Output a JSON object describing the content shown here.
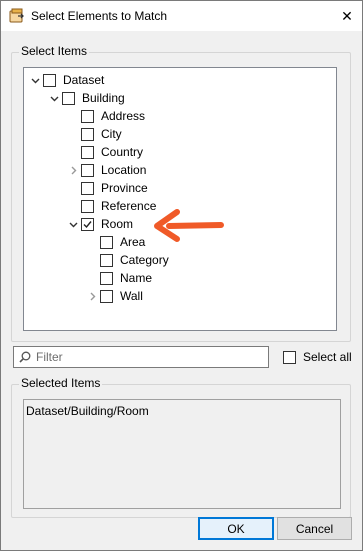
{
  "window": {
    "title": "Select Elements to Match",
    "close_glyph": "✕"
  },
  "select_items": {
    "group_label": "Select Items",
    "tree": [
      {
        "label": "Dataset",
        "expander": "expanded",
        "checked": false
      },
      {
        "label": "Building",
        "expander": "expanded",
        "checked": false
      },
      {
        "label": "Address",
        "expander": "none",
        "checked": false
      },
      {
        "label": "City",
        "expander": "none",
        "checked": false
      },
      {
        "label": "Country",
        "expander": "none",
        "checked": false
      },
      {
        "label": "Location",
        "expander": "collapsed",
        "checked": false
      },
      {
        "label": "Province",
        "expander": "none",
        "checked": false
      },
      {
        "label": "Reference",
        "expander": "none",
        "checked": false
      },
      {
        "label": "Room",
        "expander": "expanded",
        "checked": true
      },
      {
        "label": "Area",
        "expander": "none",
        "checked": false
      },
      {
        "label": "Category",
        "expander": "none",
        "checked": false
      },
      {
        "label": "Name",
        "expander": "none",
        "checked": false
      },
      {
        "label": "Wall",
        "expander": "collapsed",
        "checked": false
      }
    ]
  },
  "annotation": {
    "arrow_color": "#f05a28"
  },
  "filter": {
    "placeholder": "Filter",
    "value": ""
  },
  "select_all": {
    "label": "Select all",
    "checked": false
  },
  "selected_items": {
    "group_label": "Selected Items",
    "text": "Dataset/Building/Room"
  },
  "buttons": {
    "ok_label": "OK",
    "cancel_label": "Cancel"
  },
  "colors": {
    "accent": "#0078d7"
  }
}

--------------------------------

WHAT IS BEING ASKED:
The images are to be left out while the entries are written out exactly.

REPLY TO THE TASK:
Output a JSON object describing the content shown here.
{
  "window": {
    "title": "Select Elements to Match",
    "close_glyph": "✕"
  },
  "select_items": {
    "group_label": "Select Items",
    "tree": [
      {
        "label": "Dataset",
        "expander": "expanded",
        "checked": false
      },
      {
        "label": "Building",
        "expander": "expanded",
        "checked": false
      },
      {
        "label": "Address",
        "expander": "none",
        "checked": false
      },
      {
        "label": "City",
        "expander": "none",
        "checked": false
      },
      {
        "label": "Country",
        "expander": "none",
        "checked": false
      },
      {
        "label": "Location",
        "expander": "collapsed",
        "checked": false
      },
      {
        "label": "Province",
        "expander": "none",
        "checked": false
      },
      {
        "label": "Reference",
        "expander": "none",
        "checked": false
      },
      {
        "label": "Room",
        "expander": "expanded",
        "checked": true
      },
      {
        "label": "Area",
        "expander": "none",
        "checked": false
      },
      {
        "label": "Category",
        "expander": "none",
        "checked": false
      },
      {
        "label": "Name",
        "expander": "none",
        "checked": false
      },
      {
        "label": "Wall",
        "expander": "collapsed",
        "checked": false
      }
    ]
  },
  "annotation": {
    "arrow_color": "#f05a28"
  },
  "filter": {
    "placeholder": "Filter",
    "value": ""
  },
  "select_all": {
    "label": "Select all",
    "checked": false
  },
  "selected_items": {
    "group_label": "Selected Items",
    "text": "Dataset/Building/Room"
  },
  "buttons": {
    "ok_label": "OK",
    "cancel_label": "Cancel"
  },
  "colors": {
    "accent": "#0078d7"
  }
}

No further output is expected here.